**Task instructions**
Each record should be written out exactly as given.

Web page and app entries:
= Beginning of Section =

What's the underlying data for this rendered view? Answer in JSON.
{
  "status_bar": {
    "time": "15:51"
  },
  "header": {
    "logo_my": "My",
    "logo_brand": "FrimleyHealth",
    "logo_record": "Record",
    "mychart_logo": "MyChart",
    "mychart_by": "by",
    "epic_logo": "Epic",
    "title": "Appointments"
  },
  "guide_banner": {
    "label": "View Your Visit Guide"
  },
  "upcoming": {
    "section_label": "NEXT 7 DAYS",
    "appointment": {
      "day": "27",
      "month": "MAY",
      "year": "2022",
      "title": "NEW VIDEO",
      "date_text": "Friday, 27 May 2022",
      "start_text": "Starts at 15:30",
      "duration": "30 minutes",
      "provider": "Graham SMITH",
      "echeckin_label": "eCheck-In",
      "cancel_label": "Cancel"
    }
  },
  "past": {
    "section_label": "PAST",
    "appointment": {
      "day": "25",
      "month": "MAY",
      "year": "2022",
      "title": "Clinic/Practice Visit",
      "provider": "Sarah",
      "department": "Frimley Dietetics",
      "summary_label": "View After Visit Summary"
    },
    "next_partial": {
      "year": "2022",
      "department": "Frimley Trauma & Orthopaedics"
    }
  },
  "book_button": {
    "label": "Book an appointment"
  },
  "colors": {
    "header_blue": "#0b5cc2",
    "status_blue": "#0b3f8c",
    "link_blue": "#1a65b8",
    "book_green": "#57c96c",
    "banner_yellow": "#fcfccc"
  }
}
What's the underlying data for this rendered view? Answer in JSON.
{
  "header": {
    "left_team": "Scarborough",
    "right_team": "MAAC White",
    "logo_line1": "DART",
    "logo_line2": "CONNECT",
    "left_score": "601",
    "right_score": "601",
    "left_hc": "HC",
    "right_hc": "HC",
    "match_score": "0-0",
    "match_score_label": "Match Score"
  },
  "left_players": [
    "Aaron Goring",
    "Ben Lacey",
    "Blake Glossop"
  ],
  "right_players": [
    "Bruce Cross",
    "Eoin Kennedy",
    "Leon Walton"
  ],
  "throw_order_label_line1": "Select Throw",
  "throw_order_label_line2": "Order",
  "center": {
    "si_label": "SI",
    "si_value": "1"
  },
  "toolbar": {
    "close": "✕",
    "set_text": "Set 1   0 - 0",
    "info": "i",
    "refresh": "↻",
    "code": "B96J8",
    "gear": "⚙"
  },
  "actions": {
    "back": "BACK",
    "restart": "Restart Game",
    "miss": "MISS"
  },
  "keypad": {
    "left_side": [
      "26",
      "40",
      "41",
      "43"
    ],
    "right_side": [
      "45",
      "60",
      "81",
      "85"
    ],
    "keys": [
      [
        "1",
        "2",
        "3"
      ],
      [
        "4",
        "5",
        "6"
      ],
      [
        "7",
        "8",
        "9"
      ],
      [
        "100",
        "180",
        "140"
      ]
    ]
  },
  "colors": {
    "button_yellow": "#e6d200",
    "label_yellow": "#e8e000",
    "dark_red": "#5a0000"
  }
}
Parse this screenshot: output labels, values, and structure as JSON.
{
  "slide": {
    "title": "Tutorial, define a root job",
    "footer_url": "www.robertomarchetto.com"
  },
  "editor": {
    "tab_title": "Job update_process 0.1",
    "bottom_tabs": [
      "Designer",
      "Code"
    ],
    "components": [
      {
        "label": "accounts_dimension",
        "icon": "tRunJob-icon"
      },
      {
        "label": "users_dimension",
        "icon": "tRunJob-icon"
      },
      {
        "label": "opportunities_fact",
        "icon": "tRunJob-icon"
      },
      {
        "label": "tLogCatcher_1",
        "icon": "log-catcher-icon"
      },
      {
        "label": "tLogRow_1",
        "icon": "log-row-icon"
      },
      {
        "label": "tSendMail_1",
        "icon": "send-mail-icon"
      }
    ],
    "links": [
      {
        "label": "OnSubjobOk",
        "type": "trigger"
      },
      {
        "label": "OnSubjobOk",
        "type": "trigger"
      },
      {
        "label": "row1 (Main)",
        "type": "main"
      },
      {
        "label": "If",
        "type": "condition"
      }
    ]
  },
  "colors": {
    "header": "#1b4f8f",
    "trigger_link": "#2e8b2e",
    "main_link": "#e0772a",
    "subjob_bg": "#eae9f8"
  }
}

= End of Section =

**Result below**
What's the underlying data for this rendered view? Answer in JSON.
{
  "status_bar": {
    "time": "15:51"
  },
  "header": {
    "logo_my": "My",
    "logo_brand": "FrimleyHealth",
    "logo_record": "Record",
    "mychart_logo": "MyChart",
    "mychart_by": "by",
    "epic_logo": "Epic",
    "title": "Appointments"
  },
  "guide_banner": {
    "label": "View Your Visit Guide"
  },
  "upcoming": {
    "section_label": "NEXT 7 DAYS",
    "appointment": {
      "day": "27",
      "month": "MAY",
      "year": "2022",
      "title": "NEW VIDEO",
      "date_text": "Friday, 27 May 2022",
      "start_text": "Starts at 15:30",
      "duration": "30 minutes",
      "provider": "Graham SMITH",
      "echeckin_label": "eCheck-In",
      "cancel_label": "Cancel"
    }
  },
  "past": {
    "section_label": "PAST",
    "appointment": {
      "day": "25",
      "month": "MAY",
      "year": "2022",
      "title": "Clinic/Practice Visit",
      "provider": "Sarah",
      "department": "Frimley Dietetics",
      "summary_label": "View After Visit Summary"
    },
    "next_partial": {
      "year": "2022",
      "department": "Frimley Trauma & Orthopaedics"
    }
  },
  "book_button": {
    "label": "Book an appointment"
  },
  "colors": {
    "header_blue": "#0b5cc2",
    "status_blue": "#0b3f8c",
    "link_blue": "#1a65b8",
    "book_green": "#57c96c",
    "banner_yellow": "#fcfccc"
  }
}
What's the underlying data for this rendered view? Answer in JSON.
{
  "header": {
    "left_team": "Scarborough",
    "right_team": "MAAC White",
    "logo_line1": "DART",
    "logo_line2": "CONNECT",
    "left_score": "601",
    "right_score": "601",
    "left_hc": "HC",
    "right_hc": "HC",
    "match_score": "0-0",
    "match_score_label": "Match Score"
  },
  "left_players": [
    "Aaron Goring",
    "Ben Lacey",
    "Blake Glossop"
  ],
  "right_players": [
    "Bruce Cross",
    "Eoin Kennedy",
    "Leon Walton"
  ],
  "throw_order_label_line1": "Select Throw",
  "throw_order_label_line2": "Order",
  "center": {
    "si_label": "SI",
    "si_value": "1"
  },
  "toolbar": {
    "close": "✕",
    "set_text": "Set 1   0 - 0",
    "info": "i",
    "refresh": "↻",
    "code": "B96J8",
    "gear": "⚙"
  },
  "actions": {
    "back": "BACK",
    "restart": "Restart Game",
    "miss": "MISS"
  },
  "keypad": {
    "left_side": [
      "26",
      "40",
      "41",
      "43"
    ],
    "right_side": [
      "45",
      "60",
      "81",
      "85"
    ],
    "keys": [
      [
        "1",
        "2",
        "3"
      ],
      [
        "4",
        "5",
        "6"
      ],
      [
        "7",
        "8",
        "9"
      ],
      [
        "100",
        "180",
        "140"
      ]
    ]
  },
  "colors": {
    "button_yellow": "#e6d200",
    "label_yellow": "#e8e000",
    "dark_red": "#5a0000"
  }
}
Parse this screenshot: output labels, values, and structure as JSON.
{
  "slide": {
    "title": "Tutorial, define a root job",
    "footer_url": "www.robertomarchetto.com"
  },
  "editor": {
    "tab_title": "Job update_process 0.1",
    "bottom_tabs": [
      "Designer",
      "Code"
    ],
    "components": [
      {
        "label": "accounts_dimension",
        "icon": "tRunJob-icon"
      },
      {
        "label": "users_dimension",
        "icon": "tRunJob-icon"
      },
      {
        "label": "opportunities_fact",
        "icon": "tRunJob-icon"
      },
      {
        "label": "tLogCatcher_1",
        "icon": "log-catcher-icon"
      },
      {
        "label": "tLogRow_1",
        "icon": "log-row-icon"
      },
      {
        "label": "tSendMail_1",
        "icon": "send-mail-icon"
      }
    ],
    "links": [
      {
        "label": "OnSubjobOk",
        "type": "trigger"
      },
      {
        "label": "OnSubjobOk",
        "type": "trigger"
      },
      {
        "label": "row1 (Main)",
        "type": "main"
      },
      {
        "label": "If",
        "type": "condition"
      }
    ]
  },
  "colors": {
    "header": "#1b4f8f",
    "trigger_link": "#2e8b2e",
    "main_link": "#e0772a",
    "subjob_bg": "#eae9f8"
  }
}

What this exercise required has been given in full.